Corey Bailey
Audio Engineering
Record Flattening This article is a work in progress because I'm still experimenting. You need to know the composition of the record because it will affect the flatting process. Is the record laminated? Here's what I've learned so far; Place the record between two sheets of plate glass, at least ¼” thick, or any completely flat surface. I use various sizes of ceramic tiles that I obtained from a ‘big box’ store and I place the smooth sides towards the record. Cut a couple pieces of soft material the same size as the flattening plates to protect the grooves. I often use the thin cardboard that I obtained from the boxes that are used for clothing presents. Use anything that will protect the grooves. If you use an old piece of cloth or felt, make sure that there no seams. Clamp the sides using hand operated spring clamps, one or two to each side. The strength of the spring clamps will determine how long the process will take. I sometimes place the whole assembly in the sun for about 10 minutes or less per side and watch the process carefully. If you plan to place them in the sun, be careful!! Putting additional weight on the record can cause the peaks between the grooves to flatten out somewhat and cause distortion during playback. Heat can cause the composition of the record to soften considerably. Vinyl wants to return to it's original shape (or state) when heated and can cause all sorts of problems. I’m of the “less is more” school when it involves flattening records. Be patient! This process usually takes weeks or months and check the progress often. If a record is unplayable, then all bets are off. If you have any suggestions or questions, please contact me. Return to TOP of page © Corey Bailey Audio Engineering
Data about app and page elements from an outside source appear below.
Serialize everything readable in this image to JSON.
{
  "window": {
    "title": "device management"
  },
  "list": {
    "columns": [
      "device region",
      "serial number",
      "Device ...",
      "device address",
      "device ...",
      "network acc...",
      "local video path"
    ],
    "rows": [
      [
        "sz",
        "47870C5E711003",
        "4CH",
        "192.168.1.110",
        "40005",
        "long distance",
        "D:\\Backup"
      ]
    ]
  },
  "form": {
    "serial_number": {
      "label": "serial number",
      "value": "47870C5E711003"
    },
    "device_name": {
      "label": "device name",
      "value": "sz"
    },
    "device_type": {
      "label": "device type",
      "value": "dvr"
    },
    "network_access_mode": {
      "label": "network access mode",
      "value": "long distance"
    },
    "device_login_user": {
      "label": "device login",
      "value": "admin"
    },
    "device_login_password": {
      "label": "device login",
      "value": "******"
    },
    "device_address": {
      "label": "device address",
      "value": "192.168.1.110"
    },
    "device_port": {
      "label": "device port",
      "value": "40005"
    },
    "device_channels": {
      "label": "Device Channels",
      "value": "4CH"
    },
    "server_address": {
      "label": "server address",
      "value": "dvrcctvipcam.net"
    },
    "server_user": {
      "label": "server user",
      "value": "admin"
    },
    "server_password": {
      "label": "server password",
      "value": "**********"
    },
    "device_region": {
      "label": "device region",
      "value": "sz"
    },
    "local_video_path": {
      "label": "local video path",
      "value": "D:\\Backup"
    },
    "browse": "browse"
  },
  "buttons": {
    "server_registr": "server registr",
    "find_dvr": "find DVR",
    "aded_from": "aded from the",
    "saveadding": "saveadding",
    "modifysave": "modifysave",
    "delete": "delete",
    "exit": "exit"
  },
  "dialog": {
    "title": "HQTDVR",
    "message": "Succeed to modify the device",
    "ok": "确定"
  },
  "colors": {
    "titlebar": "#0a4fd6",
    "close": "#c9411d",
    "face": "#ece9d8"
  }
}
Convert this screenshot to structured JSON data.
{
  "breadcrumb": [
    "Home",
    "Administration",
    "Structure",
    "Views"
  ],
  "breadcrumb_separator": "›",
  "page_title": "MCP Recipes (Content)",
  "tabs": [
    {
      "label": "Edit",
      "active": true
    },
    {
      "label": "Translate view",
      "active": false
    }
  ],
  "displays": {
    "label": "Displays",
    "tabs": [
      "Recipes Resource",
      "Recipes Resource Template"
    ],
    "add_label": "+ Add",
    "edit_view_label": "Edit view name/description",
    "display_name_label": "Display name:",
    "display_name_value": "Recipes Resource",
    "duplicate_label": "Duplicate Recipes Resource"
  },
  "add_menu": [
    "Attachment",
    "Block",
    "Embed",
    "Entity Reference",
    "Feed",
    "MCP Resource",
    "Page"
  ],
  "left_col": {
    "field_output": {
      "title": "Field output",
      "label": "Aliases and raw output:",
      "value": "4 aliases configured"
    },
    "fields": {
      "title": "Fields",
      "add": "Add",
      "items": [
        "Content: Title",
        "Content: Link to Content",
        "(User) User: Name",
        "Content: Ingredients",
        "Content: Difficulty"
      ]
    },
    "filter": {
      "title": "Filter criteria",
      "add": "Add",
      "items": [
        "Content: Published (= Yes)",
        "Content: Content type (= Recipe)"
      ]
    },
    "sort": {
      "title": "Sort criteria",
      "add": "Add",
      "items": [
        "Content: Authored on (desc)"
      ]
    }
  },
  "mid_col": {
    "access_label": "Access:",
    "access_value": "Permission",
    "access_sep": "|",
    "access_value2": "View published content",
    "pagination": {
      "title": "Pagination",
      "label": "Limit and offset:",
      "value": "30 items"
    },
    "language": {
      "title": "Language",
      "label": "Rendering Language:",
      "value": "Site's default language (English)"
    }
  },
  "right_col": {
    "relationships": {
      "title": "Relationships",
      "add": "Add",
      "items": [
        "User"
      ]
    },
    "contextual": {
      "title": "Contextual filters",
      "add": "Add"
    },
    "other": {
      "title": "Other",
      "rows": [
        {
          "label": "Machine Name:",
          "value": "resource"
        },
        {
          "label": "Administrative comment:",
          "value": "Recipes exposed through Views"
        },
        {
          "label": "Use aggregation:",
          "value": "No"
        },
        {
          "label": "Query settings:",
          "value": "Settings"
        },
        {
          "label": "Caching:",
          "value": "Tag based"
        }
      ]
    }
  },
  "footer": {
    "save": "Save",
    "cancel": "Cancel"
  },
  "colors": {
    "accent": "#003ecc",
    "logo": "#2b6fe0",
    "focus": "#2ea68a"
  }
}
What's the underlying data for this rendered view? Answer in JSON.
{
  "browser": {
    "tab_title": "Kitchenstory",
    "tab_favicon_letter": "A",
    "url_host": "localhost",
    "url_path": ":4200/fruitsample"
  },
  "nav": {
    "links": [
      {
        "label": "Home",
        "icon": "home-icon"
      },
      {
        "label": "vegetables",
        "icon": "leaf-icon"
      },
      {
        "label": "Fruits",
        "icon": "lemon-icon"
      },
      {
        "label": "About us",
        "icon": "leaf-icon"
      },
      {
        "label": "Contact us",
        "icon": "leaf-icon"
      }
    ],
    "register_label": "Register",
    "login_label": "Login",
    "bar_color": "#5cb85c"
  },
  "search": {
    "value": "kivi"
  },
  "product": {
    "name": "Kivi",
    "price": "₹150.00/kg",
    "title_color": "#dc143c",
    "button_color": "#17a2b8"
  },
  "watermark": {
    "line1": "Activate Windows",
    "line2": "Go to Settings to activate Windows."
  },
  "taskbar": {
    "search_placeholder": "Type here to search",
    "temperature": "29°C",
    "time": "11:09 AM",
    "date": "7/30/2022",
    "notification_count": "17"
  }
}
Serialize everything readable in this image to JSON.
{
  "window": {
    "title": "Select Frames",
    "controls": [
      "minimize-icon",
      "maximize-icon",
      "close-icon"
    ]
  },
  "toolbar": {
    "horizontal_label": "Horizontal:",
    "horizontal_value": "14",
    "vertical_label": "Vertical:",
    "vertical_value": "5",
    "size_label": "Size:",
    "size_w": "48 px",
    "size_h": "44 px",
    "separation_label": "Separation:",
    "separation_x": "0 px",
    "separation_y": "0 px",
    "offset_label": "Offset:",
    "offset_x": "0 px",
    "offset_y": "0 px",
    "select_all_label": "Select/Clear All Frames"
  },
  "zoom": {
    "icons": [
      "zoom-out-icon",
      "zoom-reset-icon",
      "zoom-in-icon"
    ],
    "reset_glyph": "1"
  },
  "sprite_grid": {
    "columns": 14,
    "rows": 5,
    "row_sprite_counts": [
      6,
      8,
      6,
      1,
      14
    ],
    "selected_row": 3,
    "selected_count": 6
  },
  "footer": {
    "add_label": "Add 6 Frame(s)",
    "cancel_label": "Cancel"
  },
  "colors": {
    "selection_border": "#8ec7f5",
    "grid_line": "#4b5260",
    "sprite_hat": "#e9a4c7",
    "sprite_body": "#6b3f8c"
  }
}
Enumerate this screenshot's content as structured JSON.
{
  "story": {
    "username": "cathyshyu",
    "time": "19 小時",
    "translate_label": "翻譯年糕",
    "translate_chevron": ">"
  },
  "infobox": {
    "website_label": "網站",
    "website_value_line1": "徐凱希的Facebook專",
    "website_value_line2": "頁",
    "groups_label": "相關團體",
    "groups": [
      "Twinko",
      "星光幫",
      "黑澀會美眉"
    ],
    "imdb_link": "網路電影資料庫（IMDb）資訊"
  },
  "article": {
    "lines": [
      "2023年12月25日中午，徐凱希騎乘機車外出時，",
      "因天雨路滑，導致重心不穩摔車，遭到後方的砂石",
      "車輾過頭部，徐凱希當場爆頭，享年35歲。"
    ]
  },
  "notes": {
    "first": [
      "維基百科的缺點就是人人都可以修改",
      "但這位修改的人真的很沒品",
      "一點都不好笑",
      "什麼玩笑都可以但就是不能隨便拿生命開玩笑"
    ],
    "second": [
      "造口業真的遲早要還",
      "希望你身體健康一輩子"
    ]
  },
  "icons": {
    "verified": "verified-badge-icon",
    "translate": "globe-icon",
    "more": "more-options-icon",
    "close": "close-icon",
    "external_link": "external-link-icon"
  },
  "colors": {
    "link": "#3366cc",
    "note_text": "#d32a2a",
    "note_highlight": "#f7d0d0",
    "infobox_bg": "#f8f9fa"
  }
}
Home Home About Me About Me Glossaries Glossaries Links Links Contact Me Contact Me